As of late 2022, the Federal Service Desk has seen an influx in civilian help desk tickets due to unclear instructions, delays, and user inability to update or register a CAGE Code. has been providing an automatic 30-day extension for any existing entity needing to be renewed with a registration date between April 29, 2022 and April 28, 2023.[7] CAGE codes are vital for small business to receive grants and contracts. Many users are experiencing difficulty simply finding their entity in order to validate ownership - a burdensome new requirement once unnecessary due to prior issuance of a DUNS number.


Due to the complexity and time required to register a new CAGE Code, many small businesses are resorting to online paid registration services. Many business owners find themselves paying anywhere from $600 to $1,500 - often times not realizing does not cost anything to use. Some service providers offer a legitimate, fairly priced, needed service to individuals and businesses who simply cannot navigate the ever more complicated process. On the other hand, many services seek to appear as 'Official' CAGE Code registrars often bilking unsuspecting clients with thousands of dollars in fees by promising bid services.[citation needed]

See also[edit]

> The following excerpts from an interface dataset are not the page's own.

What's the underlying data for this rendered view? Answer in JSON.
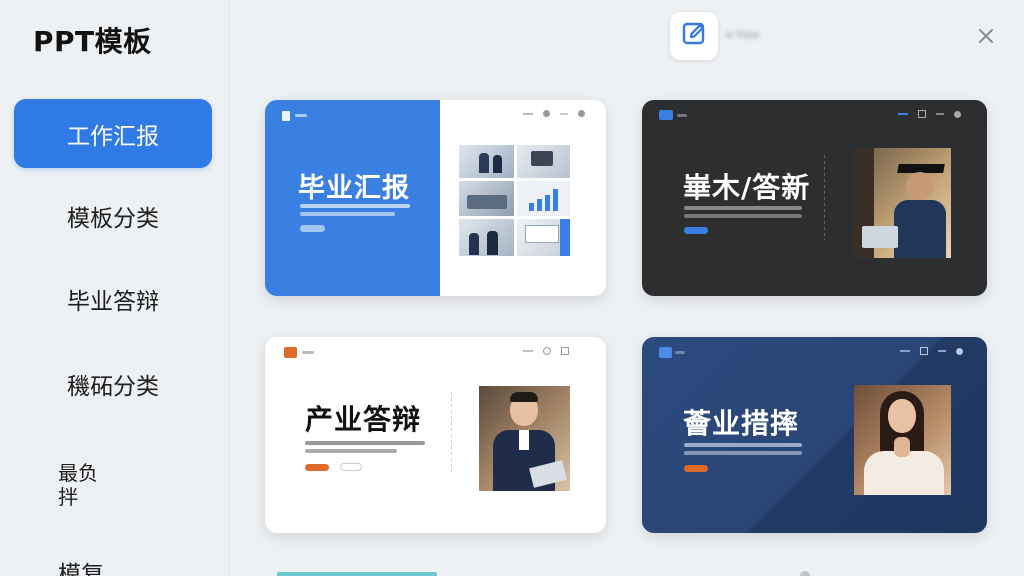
{
  "sidebar": {
    "title": "PPT模板",
    "items": [
      {
        "label": "工作汇报",
        "active": true
      },
      {
        "label": "模板分类",
        "active": false
      },
      {
        "label": "毕业答辩",
        "active": false
      },
      {
        "label": "穖砳分类",
        "active": false
      },
      {
        "label": "最负\n拌",
        "active": false
      },
      {
        "label": "模复",
        "active": false
      }
    ]
  },
  "topbar": {
    "edit_icon": "edit-icon",
    "label": "e lilaa",
    "close_icon": "close-icon"
  },
  "cards": [
    {
      "title": "毕业汇报",
      "theme": "blue-white",
      "accent": "#3a80e3"
    },
    {
      "title": "崋木/答新",
      "theme": "dark",
      "accent": "#2d2e30"
    },
    {
      "title": "产业答辩",
      "theme": "white",
      "accent": "#e06a2a"
    },
    {
      "title": "薈业措摔",
      "theme": "navy",
      "accent": "#2b4a7e"
    }
  ],
  "colors": {
    "primary": "#2f7ae5",
    "background": "#eef1f4",
    "orange": "#e06a2a"
  }
}
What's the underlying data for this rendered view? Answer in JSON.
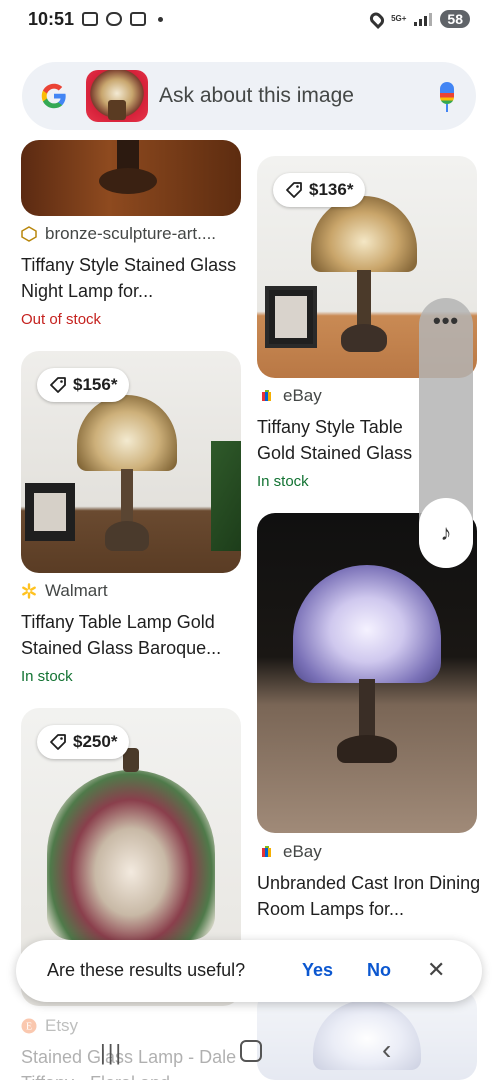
{
  "status": {
    "time": "10:51",
    "network": "5G+",
    "battery": "58"
  },
  "search": {
    "placeholder": "Ask about this image"
  },
  "results": [
    {
      "source": "bronze-sculpture-art....",
      "title": "Tiffany Style Stained Glass Night Lamp for...",
      "stock": "Out of stock"
    },
    {
      "price": "$136*",
      "source": "eBay",
      "title": "Tiffany Style Table Gold Stained Glass",
      "stock": "In stock"
    },
    {
      "price": "$156*",
      "source": "Walmart",
      "title": "Tiffany Table Lamp Gold Stained Glass Baroque...",
      "stock": "In stock"
    },
    {
      "source": "eBay",
      "title": "Unbranded Cast Iron Dining Room Lamps for..."
    },
    {
      "price": "$250*",
      "source": "Etsy",
      "title": "Stained Glass Lamp - Dale Tiffany - Floral and"
    }
  ],
  "feedback": {
    "question": "Are these results useful?",
    "yes": "Yes",
    "no": "No",
    "close": "✕"
  },
  "side_panel": {
    "menu": "•••",
    "music": "♪"
  },
  "nav": {
    "recent": "|||",
    "back": "‹"
  }
}
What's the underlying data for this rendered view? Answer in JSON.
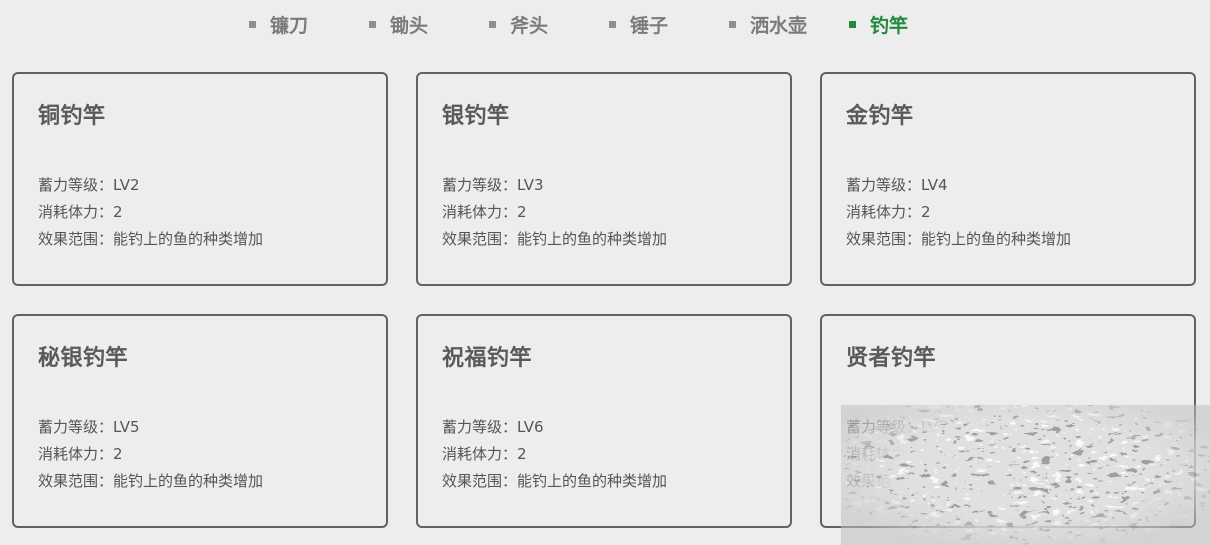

  1. ^ a b c d "CCR Moving to SAM". U.S. Department of Health and Human Services, Health Resources and Services Administration. Retrieved 27 June 2013.
  2. ^ a b c d e Taft Stettinius & Hollister LLP, Barbara A. Duncombe, and Casie E. Hollis (July 18, 2012). "Goodbye ORCA. Goodbye CCR. Hello SAM". Lexology. Association of Corporate Counsel.{{cite news}}: CS1 maint: multiple names: authors list (link)
  3. ^ "ECMRA Overview". Enterprise Contractor Manpower Reporting Application. U.S. Department of Defence. Retrieved 30 October 2019.
  4. ^ Memorandum on the Enterprise-wide Contractor Manpower Reporting Application issued by the Office of the Secretary of Defence on 28 November 2012.
  5. ^ "About SAM: What is SAM?". SAM (System for Acquisition Management). Retrieved 27 June 2013.
  6. ^ " Transition to". Retrieved 2022-11-30.
  7. ^ "Commercial and Government Entity Program". Retrieved 2022-11-30.

Further reading[edit]

External links[edit]